22/11/2016 06:33 GMT | Updated 23/11/2017 05:12 GMT

Is Prevent Really Just Safeguarding?

It appears since Prevent became a statutory duty on those working in the health sector since July 2015 the NHS referred 420 patients and staff to police in England and Wales in a year over concerns they were at risk of radicalisation, which equates to an average of 35 referrals a month.

But as a doctor I have questions.

I have spent years ensuring my consulting room is a safe space for patients to talk confidentially about their problems with the reassurance given that confidentiality will only be broken as per GMC guidance but can I still give that assurance when with Prevent the threshold for breaking confidentiality seems lower?

It's frustrating as a doctor to think my patients may not fully disclose information to me because I am expected to make complex nuanced judgments as to whether patients buy into British values, and my ability to question freely is now hindered because of a fear of 'mistrust' by the patient. This lack of information offered by the patient may also mean they aren't accessing the treatment that may be right for them.

For me as a doctor safeguarding has always prioritised the welfare of the patient at issue whereas with Prevent the priority doesn't appear to be the patient, but is about protecting the state from violent and non -violent extremism, this precedence is especially worrying where the patient concerned is a child.

Nine out of ten referrals to Prevent from the NHS are found to have no risk of radicalisation after assessment. Surely there is something significantly wrong with the program for such a large proportion of referrals to be deemed as needing no further action compared to an average of 37% within safeguarding? What happens to these patients when they have been through the stigmatisation of a prevent referral? How long is data stored on these individuals and where? There appears to be no support, monitoring or follow up for these patients, many of whom are referred without their knowledge or consent. Surely the lasting trauma these patients experience, especially children, goes against safeguarding's primary consideration of serving the best interests of the child?

I clearly understand the definition of safeguarding when it comes to child neglect, physical abuse and sexual abuse. In relation to extremism, however, there appears to be no shared consensus or definition as to what children should be safeguarded from but despite this Prevent is part of mandatory safeguarding training within which I am given 2 hours training to spot those vulnerable of radicalisation based on vague criteria when there are police officers who struggle after years to do the same.

Throughout my career I'm taught to practice evidence based medicine and question and reflect on my work.
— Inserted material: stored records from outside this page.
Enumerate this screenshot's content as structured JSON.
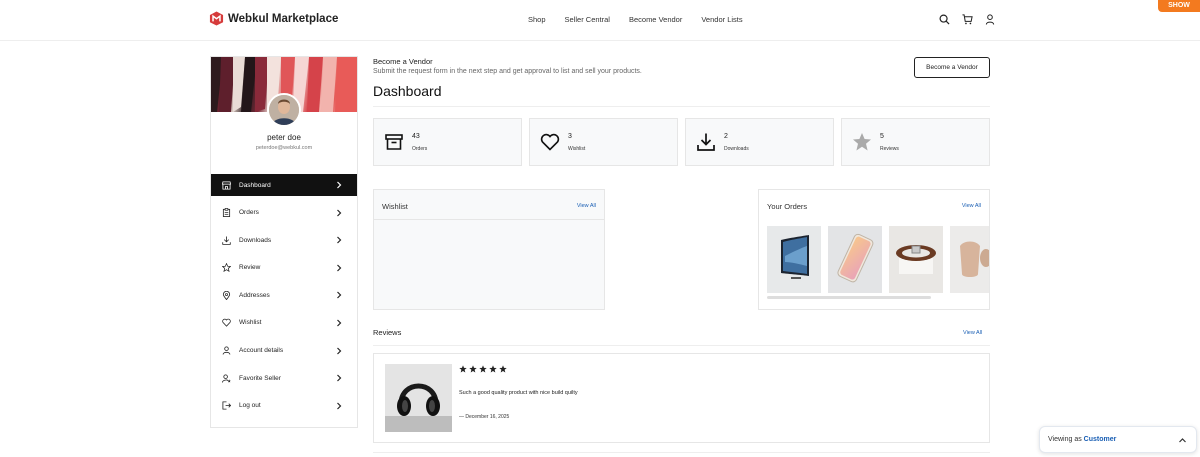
{
  "header": {
    "brand": "Webkul Marketplace",
    "nav": [
      "Shop",
      "Seller Central",
      "Become Vendor",
      "Vendor Lists"
    ],
    "show_label": "SHOW"
  },
  "sidebar": {
    "name": "peter doe",
    "email": "peterdoe@webkul.com",
    "items": [
      {
        "label": "Dashboard",
        "icon": "store-icon",
        "active": true
      },
      {
        "label": "Orders",
        "icon": "clipboard-icon"
      },
      {
        "label": "Downloads",
        "icon": "download-icon"
      },
      {
        "label": "Review",
        "icon": "star-icon"
      },
      {
        "label": "Addresses",
        "icon": "location-icon"
      },
      {
        "label": "Wishlist",
        "icon": "heart-icon"
      },
      {
        "label": "Account details",
        "icon": "user-icon"
      },
      {
        "label": "Favorite Seller",
        "icon": "user-star-icon"
      },
      {
        "label": "Log out",
        "icon": "logout-icon"
      }
    ]
  },
  "become_vendor": {
    "title": "Become a Vendor",
    "subtitle": "Submit the request form in the next step and get approval to list and sell your products.",
    "button": "Become a Vendor"
  },
  "dashboard": {
    "title": "Dashboard",
    "stats": [
      {
        "value": "43",
        "label": "Orders",
        "icon": "archive-icon"
      },
      {
        "value": "3",
        "label": "Wishlist",
        "icon": "heart-icon"
      },
      {
        "value": "2",
        "label": "Downloads",
        "icon": "download-icon"
      },
      {
        "value": "5",
        "label": "Reviews",
        "icon": "star-icon"
      }
    ]
  },
  "wishlist": {
    "title": "Wishlist",
    "link": "View All"
  },
  "orders": {
    "title": "Your Orders",
    "link": "View All",
    "products": [
      "tv",
      "phone",
      "belt",
      "earbuds"
    ]
  },
  "reviews": {
    "title": "Reviews",
    "link": "View All",
    "items": [
      {
        "rating": 5,
        "text": "Such a good quality product with nice build quilty",
        "date": "— December 16, 2025"
      }
    ]
  },
  "viewing": {
    "prefix": "Viewing as ",
    "role": "Customer"
  },
  "colors": {
    "accent": "#f37a1f",
    "link": "#1a5fb4",
    "active_bg": "#111111"
  }
}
Where is the evidence that states there is a link between non-violent extremism and terrorist acts? Why is evidence which was based on flawed science, trialled on approximately 20 convicted offenders and used to create the screening ERG 22+ tool being applied to the whole population including my patients?

As referrals continue to rise to Prevent how are my colleagues personal biases not impacting on their judgement to refer? Is the threshold to refer lower regardless of the impact of an incorrect referral as doctor are afraid they may be held to account, now that the duty is statutory, if one of their patients commits an act of terrorism? What are the implications of Prevent on doctors who become more religious or hold political views?

All other areas of safeguarding are subject to clinical governance and audit to ensure best practice is occurring. This does not appear to be happening with Prevent. Is this because the duty is being driven down on authorities by security officials rather than practitioners ? Access to data on Prevent referrals is limited and there is no transparency compared to safeguarding. This is not best clinical practice.

Safeguarding already existed and identified vulnerable individuals so why did we need prevent?

These concerns apply to both my Muslim and non - Muslim patients. It isn't just an issue of training. There appear to be flaws inherent in prevent itself not only with respect to welfare of the patient but also to countering terrorism. An increase in far right referrals does not justify or alleviate the concerns.

I have a duty of care to all my patients and their care, dignity and safety is my first concern. I also do not wish to be blown up whilst out shopping at Trafford Centre. This is why I voice my fears about Prevent and this is why I will always refer my patients to safeguarding as I always have done if I have any concerns.